On the other hand, \(Y = \bar{X}^2\) is not a sufficient statistic for μ, because it is not a onetoone function. That is, if we are given the value of \(\bar{X}^2\), using the inverse function:
\[w=y^{1/2}\]
we get two possible values, namely:
\(\bar{X}\) and \(+\bar{X}\)
We're getting so good at this, let's take a look at one more example!
Example
Let X_{1}, X_{2}, ..., X_{n} be a random sample from an exponential distribution with parameter θ. Find a sufficient statistic for the parameter θ.
Solution. Because X_{1}, X_{2}, ..., X_{n} is a random sample, the joint probability density function of X_{1}, X_{2}, ..., X_{n} is, by independence:
\[f(x_1, x_2, ... , x_n;\theta) = f(x_1;\theta) \times f(x_2;\theta) \times ... \times f(x_n;\theta)\]
Inserting what we know to be the probability density function of an exponential random variable with parameter θ, the joint p.d.f. is:
\[f(x_1, x_2, ... , x_n;\theta) =\frac{1}{\theta}exp\left( \frac{x_1}{\theta}\right) \times \frac{1}{\theta}exp\left( \frac{x_2}{\theta}\right) \times ... \times \frac{1}{\theta}exp\left( \frac{x_n}{\theta} \right) \]
Now, simpliyfing, by adding up all n of the θs and the n x_{i}'s in the exponents, we get:
\[f(x_1, x_2, ... , x_n;\theta) =\frac{1}{\theta^n}exp\left(  \frac{1}{\theta} \sum_{i=1}^{n} x_i\right) \]
We have again factored the joint p.d.f. into two functions, one (φ) being only a function of the statistic \(Y=\sum_{i=1}^{n}X_i\) and the other (h) not depending on the parameter θ:

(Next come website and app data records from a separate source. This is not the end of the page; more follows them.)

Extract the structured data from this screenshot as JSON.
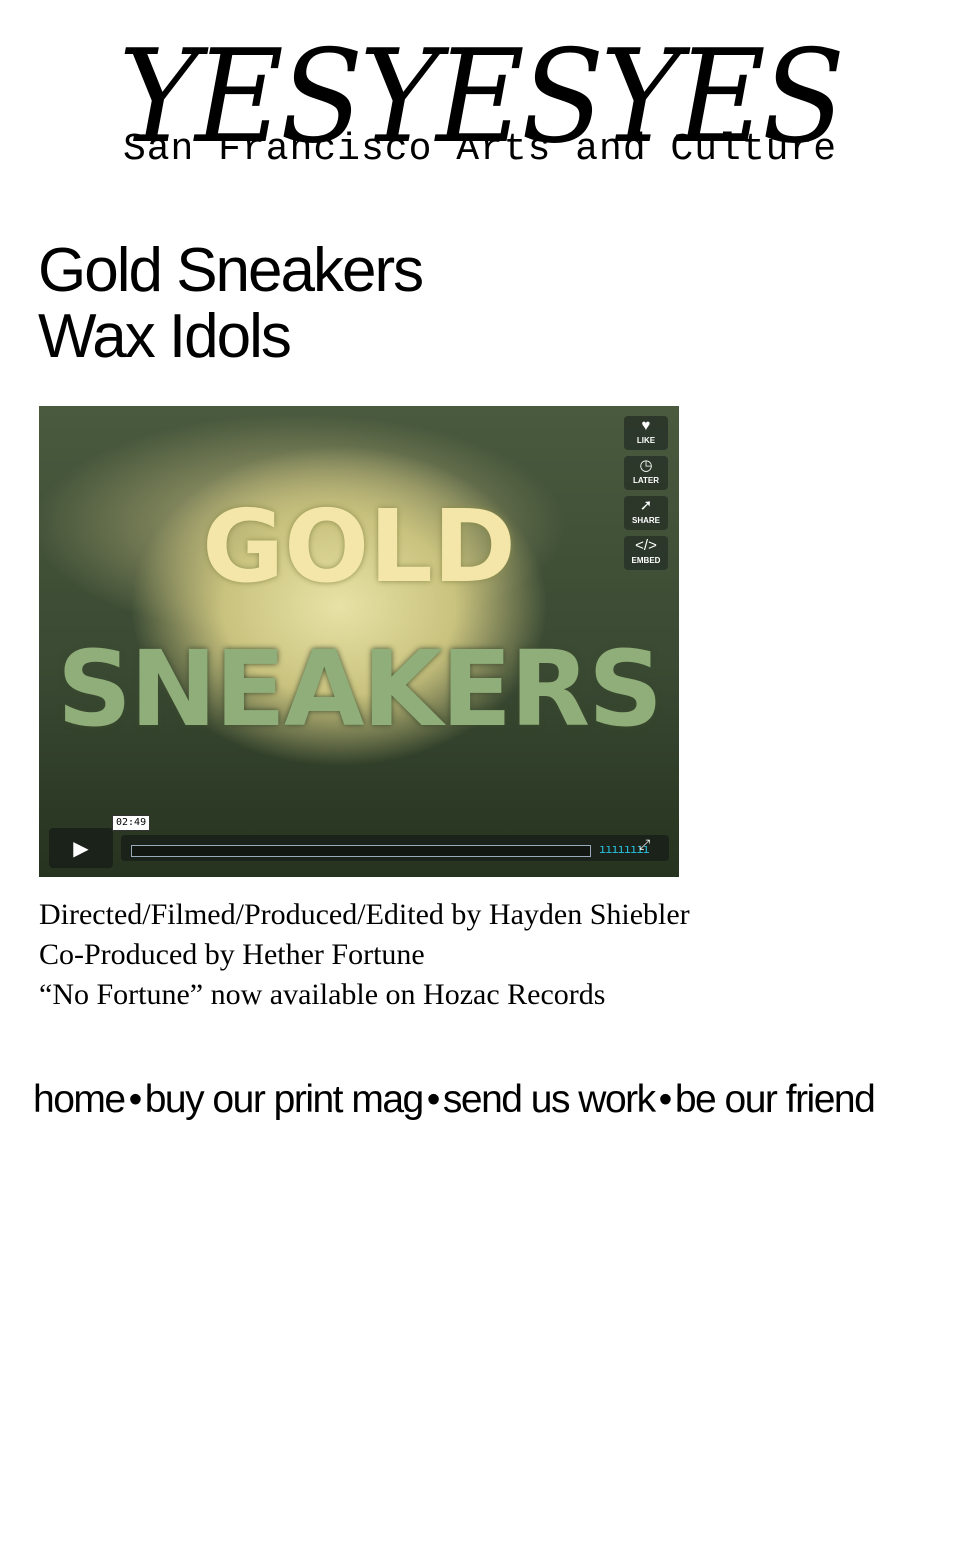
{
  "header": {
    "logo": "YESYESYES",
    "tagline": "San Francisco Arts and Culture"
  },
  "post": {
    "title": "Gold Sneakers",
    "artist": "Wax Idols"
  },
  "video": {
    "overlay_line1": "GOLD",
    "overlay_line2": "SNEAKERS",
    "side_buttons": [
      {
        "label": "LIKE",
        "icon": "heart-icon"
      },
      {
        "label": "LATER",
        "icon": "clock-icon"
      },
      {
        "label": "SHARE",
        "icon": "share-icon"
      },
      {
        "label": "EMBED",
        "icon": "embed-icon"
      }
    ],
    "duration": "02:49",
    "progress": 0.0
  },
  "credits": [
    "Directed/Filmed/Produced/Edited by Hayden Shiebler",
    "Co-Produced by Hether Fortune",
    "“No Fortune” now available on Hozac Records"
  ],
  "nav": {
    "items": [
      "home",
      "buy our print mag",
      "send us work",
      "be our friend"
    ],
    "separator": "•"
  }
}
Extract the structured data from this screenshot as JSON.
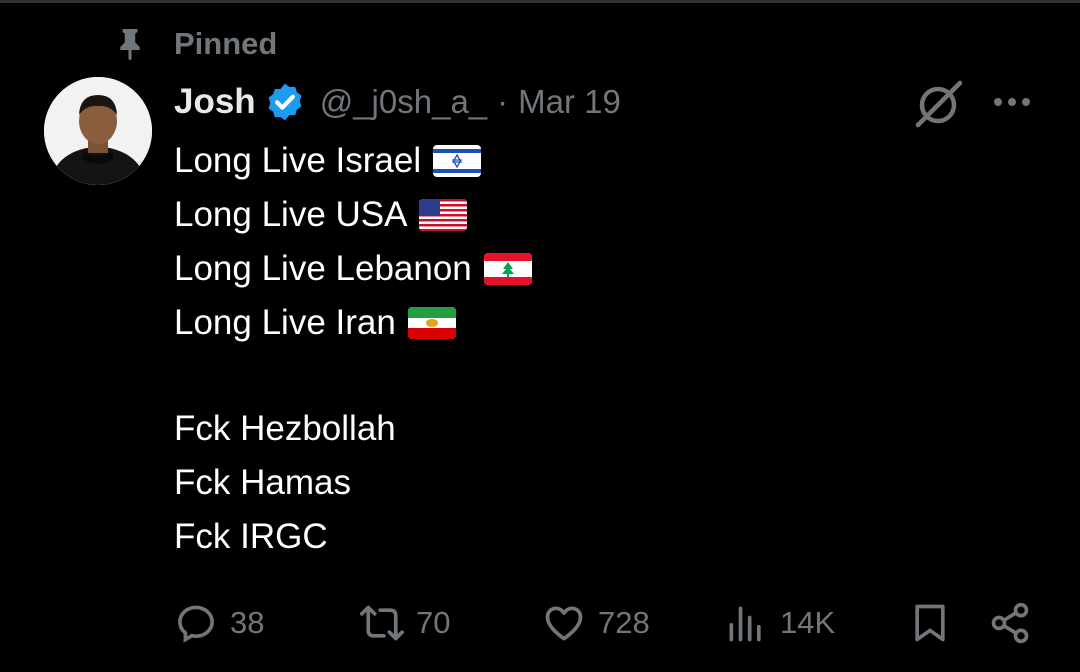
{
  "pinned": {
    "label": "Pinned"
  },
  "tweet": {
    "author": {
      "display_name": "Josh",
      "handle": "@_j0sh_a_",
      "separator": "·",
      "date": "Mar 19"
    },
    "lines": [
      {
        "text": "Long Live Israel",
        "flag": "israel-flag"
      },
      {
        "text": "Long Live USA",
        "flag": "usa-flag"
      },
      {
        "text": "Long Live Lebanon",
        "flag": "lebanon-flag"
      },
      {
        "text": "Long Live Iran",
        "flag": "iran-lion-sun-flag"
      },
      {
        "text": "Fck Hezbollah"
      },
      {
        "text": "Fck Hamas"
      },
      {
        "text": "Fck IRGC"
      }
    ]
  },
  "actions": {
    "replies": "38",
    "reposts": "70",
    "likes": "728",
    "views": "14K"
  },
  "icons": {
    "pin": "pin-icon",
    "verified": "verified-badge-icon",
    "grok": "grok-icon",
    "more": "more-icon",
    "reply": "reply-icon",
    "repost": "repost-icon",
    "like": "heart-icon",
    "views": "views-icon",
    "bookmark": "bookmark-icon",
    "share": "share-icon"
  },
  "colors": {
    "background": "#000000",
    "text": "#ffffff",
    "muted": "#71767b",
    "verified": "#1d9bf0"
  }
}
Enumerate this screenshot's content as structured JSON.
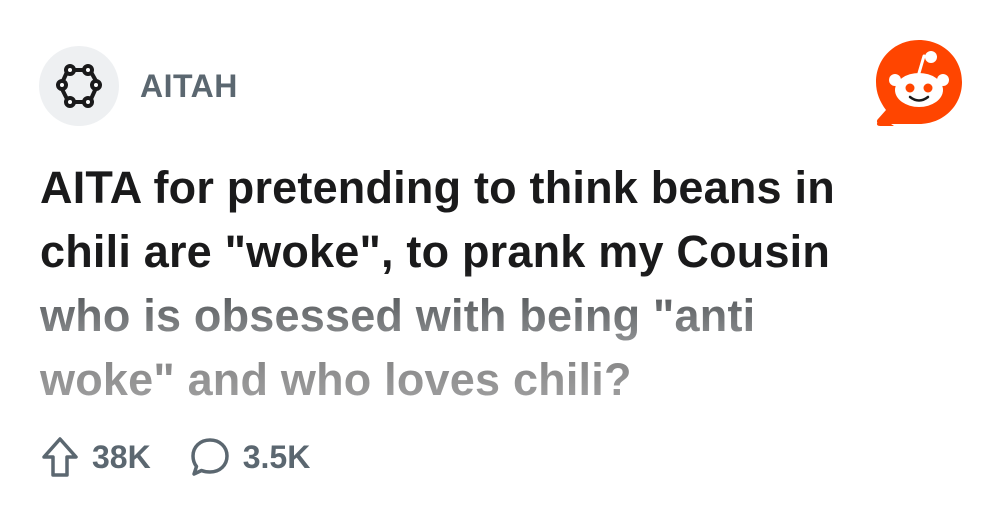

Therefore, the Factorization Theorem tells us that \(Y=\sum_{i=1}^{n}X_i\) is a sufficient statistic for θ. And, since \(Y = \bar{X}\) is a onetoone function of \(Y=\sum_{i=1}^{n}X_i\), it implies that \(Y = \bar{X}\) is also a sufficient statistic for θ.